Newswise — DALLAS – July 25, 2014 – Researchers at UT Southwestern Medical Center have identified neural pathways that increase understanding of how the brain regulates body weight, energy expenditure, and blood glucose levels – a discovery that can lead to new therapies for treating Type 2 diabetes and obesity.
The study, published in Nature Neuroscience, found that melanocortin 4 receptors (MC4Rs) expressed by neurons that control the autonomic nervous system are key in regulating glucose metabolism and energy expenditure, said senior author Dr. Joel Elmquist, Director of the Division of Hypothalamic Research, and Professor of Internal Medicine, Pharmacology, and Psychiatry.
“A number of previous studies have demonstrated that MC4Rs are key regulators of energy expenditure and glucose homeostasis, but the key neurons required to regulate these responses were unclear,” said Dr. Elmquist, who holds the Carl H. Westcott Distinguished Chair in Medical Research, and the Maclin Family Distinguished Professorship in Medical Science, in Honor of Dr. Roy A. Brinkley. “In the current study, we found that expression of these receptors by neurons that control the sympathetic nervous system, seem to be key regulators of metabolism. In particular, these cells regulate blood glucose levels and the ability of white fat to become ‘brown or beige’ fat.”
Using mouse models, the team of researchers, including co-first authors Dr. Eric Berglund, Assistant Professor in the Advanced Imaging Research Center and Pharmacology, and Dr. Tiemin Liu, a postdoctoral research fellow in Internal Medicine, deleted MC4Rs in neurons controlling the sympathetic nervous system. This manipulation lowered energy expenditure and subsequently caused obesity and diabetes in the mice. The finding demonstrates that MC4Rs are required to regulate glucose metabolism, energy expenditure, and body weight, including thermogenic responses to diet and exposure to cold. Understanding this pathway in greater detail may be a key to identifying the exact processes in which type 2 diabetes and obesity are developed independently of each other.
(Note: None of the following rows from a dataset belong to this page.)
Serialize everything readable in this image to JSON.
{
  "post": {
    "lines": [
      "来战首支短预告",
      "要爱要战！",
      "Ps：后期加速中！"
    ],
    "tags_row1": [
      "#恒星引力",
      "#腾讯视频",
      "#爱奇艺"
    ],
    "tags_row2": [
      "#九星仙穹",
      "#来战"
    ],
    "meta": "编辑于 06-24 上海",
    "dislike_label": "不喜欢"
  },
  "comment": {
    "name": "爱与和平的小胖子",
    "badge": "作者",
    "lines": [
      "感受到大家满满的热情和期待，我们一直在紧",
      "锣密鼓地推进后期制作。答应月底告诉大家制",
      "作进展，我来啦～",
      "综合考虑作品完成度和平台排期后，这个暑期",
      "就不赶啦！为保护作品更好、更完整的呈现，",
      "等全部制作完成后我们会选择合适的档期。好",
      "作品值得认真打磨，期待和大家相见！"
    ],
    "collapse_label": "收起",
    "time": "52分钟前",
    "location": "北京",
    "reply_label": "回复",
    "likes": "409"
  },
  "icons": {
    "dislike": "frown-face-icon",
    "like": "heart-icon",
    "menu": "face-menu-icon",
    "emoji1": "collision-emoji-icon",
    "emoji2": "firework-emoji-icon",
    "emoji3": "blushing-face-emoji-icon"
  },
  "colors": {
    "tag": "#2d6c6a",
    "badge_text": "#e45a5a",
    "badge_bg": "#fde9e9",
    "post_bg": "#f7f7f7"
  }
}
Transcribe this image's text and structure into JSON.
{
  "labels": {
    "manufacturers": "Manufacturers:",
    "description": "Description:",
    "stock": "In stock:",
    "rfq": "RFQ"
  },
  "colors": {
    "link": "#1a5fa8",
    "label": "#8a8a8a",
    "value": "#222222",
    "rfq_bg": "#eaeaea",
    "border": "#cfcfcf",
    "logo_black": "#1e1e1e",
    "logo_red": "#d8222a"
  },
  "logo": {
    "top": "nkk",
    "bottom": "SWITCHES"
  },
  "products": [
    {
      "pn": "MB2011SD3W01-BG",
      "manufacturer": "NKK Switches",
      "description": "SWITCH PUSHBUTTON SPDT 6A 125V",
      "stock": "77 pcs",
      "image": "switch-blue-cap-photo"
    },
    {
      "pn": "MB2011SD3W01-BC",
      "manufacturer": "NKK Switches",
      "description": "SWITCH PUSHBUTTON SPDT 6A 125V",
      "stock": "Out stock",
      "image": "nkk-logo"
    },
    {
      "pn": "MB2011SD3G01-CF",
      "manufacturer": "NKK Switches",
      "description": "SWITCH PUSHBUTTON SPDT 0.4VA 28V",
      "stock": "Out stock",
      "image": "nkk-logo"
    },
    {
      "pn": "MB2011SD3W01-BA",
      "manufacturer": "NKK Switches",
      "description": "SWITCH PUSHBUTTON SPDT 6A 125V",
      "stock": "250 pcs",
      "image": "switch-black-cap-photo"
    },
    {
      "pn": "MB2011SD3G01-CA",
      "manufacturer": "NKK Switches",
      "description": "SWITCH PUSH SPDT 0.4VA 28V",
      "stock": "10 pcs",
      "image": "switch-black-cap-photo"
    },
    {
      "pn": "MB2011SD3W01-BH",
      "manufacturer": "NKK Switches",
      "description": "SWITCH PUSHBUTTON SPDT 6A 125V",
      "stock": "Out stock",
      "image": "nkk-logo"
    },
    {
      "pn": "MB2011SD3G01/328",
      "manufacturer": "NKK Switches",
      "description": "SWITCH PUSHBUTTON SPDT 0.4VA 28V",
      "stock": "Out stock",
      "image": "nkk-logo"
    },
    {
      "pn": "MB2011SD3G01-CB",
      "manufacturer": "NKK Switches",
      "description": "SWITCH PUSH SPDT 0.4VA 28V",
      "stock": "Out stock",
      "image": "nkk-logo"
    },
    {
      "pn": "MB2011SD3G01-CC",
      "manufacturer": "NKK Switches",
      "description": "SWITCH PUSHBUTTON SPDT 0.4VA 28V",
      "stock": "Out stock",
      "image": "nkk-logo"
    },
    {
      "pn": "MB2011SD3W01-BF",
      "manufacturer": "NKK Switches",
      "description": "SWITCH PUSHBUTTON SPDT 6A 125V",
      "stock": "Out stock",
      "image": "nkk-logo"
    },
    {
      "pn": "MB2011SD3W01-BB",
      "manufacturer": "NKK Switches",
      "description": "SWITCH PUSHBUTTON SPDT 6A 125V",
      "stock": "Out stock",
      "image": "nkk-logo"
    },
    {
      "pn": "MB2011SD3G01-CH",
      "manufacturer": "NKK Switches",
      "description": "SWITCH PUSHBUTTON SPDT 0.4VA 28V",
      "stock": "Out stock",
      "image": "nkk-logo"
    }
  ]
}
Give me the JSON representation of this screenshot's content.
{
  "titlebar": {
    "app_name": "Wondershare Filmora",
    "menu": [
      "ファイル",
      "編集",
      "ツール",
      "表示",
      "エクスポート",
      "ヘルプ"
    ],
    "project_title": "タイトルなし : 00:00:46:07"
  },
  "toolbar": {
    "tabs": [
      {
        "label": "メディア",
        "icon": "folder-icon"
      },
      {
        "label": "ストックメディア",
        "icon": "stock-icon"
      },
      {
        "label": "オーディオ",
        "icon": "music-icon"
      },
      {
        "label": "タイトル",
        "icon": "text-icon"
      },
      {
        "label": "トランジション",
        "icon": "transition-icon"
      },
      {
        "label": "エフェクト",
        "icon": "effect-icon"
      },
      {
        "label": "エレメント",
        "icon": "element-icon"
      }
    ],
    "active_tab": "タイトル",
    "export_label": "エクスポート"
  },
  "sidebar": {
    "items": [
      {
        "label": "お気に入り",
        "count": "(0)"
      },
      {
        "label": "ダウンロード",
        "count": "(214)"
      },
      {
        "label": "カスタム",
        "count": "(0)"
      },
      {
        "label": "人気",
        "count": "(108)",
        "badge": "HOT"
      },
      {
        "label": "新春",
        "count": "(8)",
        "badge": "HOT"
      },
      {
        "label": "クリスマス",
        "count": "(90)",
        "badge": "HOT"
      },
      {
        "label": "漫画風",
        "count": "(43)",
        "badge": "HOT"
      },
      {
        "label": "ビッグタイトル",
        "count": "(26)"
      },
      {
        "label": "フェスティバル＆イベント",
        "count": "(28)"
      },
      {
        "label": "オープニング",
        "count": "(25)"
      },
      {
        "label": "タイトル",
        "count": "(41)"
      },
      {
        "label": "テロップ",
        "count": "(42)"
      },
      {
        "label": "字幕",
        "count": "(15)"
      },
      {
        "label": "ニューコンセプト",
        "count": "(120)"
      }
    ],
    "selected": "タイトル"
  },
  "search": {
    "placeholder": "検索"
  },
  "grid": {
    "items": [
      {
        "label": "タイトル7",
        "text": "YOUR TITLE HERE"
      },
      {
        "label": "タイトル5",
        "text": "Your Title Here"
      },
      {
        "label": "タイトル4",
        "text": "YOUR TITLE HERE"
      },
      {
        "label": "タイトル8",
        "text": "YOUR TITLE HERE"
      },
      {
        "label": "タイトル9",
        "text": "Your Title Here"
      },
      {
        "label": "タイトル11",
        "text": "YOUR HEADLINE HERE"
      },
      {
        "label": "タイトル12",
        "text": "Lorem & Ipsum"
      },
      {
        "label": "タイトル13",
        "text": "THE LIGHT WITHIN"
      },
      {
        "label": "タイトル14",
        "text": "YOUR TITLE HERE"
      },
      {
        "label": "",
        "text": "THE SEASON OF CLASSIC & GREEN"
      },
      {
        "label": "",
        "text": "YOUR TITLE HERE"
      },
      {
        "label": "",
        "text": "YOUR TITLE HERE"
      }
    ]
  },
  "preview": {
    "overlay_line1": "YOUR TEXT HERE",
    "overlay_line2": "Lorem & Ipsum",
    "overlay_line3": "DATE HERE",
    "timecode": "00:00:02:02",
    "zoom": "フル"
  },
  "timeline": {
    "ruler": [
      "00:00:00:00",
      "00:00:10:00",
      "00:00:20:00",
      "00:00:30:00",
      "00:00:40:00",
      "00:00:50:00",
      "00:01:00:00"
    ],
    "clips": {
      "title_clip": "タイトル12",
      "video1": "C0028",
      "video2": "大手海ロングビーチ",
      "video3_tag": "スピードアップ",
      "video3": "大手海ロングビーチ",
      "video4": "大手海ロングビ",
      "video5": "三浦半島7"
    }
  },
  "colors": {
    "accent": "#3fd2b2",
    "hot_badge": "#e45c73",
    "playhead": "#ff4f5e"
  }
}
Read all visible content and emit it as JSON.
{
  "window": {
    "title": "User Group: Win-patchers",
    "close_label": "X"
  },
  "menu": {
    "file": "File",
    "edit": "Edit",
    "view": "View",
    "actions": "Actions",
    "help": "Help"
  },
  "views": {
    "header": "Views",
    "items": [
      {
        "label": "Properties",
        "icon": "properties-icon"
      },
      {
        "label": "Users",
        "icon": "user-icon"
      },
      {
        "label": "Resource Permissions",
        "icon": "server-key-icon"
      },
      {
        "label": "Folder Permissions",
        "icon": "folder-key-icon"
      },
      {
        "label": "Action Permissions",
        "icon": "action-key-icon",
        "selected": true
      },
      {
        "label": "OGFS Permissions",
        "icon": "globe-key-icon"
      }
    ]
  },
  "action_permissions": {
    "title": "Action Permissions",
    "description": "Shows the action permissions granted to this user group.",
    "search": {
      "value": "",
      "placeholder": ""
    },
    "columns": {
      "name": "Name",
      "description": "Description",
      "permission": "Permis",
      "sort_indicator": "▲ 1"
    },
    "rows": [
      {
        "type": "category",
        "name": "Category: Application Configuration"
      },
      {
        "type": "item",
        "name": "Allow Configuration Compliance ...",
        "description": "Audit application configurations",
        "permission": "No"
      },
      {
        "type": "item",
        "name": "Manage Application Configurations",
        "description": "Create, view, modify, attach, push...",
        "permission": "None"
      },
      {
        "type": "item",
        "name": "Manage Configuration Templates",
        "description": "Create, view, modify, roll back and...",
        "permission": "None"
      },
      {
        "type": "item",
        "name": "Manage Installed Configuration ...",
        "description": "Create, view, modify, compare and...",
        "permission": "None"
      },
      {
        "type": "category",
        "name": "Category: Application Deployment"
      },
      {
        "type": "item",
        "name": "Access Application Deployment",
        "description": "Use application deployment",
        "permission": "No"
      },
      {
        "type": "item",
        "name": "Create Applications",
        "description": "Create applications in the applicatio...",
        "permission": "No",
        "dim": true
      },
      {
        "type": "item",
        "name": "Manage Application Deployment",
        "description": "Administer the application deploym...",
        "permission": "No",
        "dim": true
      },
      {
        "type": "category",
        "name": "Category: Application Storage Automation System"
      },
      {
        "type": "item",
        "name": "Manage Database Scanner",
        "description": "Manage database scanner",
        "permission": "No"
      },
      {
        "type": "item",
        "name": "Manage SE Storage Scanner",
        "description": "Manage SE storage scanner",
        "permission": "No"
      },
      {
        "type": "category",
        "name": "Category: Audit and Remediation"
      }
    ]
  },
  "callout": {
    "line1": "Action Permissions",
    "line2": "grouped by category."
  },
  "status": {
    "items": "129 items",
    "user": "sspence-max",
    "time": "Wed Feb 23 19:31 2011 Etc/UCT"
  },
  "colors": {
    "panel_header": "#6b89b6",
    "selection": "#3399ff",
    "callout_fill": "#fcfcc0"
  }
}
In 2006, Dr. Elmquist collaborated with Dr. Brad Lowell and his team at Harvard Medical School to discover that MC4Rs in other brain regions control food intake but not energy expenditure.
The American Diabetes Association lists Type 2 diabetes as the most common form of diabetes. The disease is characterized by high blood glucose levels caused by the body’s lack of insulin or inability to use insulin efficiently, and obesity is one of the most common causes. Future studies by Dr. Elmquist’s team will examine how melanocortin receptors may lead to the “beiging” of white adipose tissue, a process that converts white adipose to energy-burning brown adipose tissue.
Other UT Southwestern researchers involved in the study include Dr. Philipp Scherer, Director of the Touchstone Center for Diabetes Research, Professor of Internal Medicine and Cell Biology, and holder of the Gifford O. Touchstone, Jr. and Randolph G. Touchstone Distinguished Chair in Diabetes Research; Dr. Kevin Williams, Assistant Professor of Internal Medicine; Dr. Syann Lee, Instructor of Internal Medicine; Dr. Jong-Woo Sohn, postdoctoral research fellow; and Charlotte Lee, senior research scientist.
The study was supported by the National Institutes of Health, the American Diabetes Association, and the American Heart Association.
About UT Southwestern Medical Center
UT Southwestern, one of the premier academic medical centers in the nation, integrates pioneering biomedical research with exceptional clinical care and education. The institution’s faculty includes many distinguished members, including six who have been awarded Nobel Prizes since 1985. Numbering more than 2,700, the faculty is responsible for groundbreaking medical advances and is committed to translating science-driven research quickly to new clinical treatments. UT Southwestern physicians provide medical care in 40 specialties to nearly 91,000 hospitalized patients and oversee more than 2 million outpatient visits a year.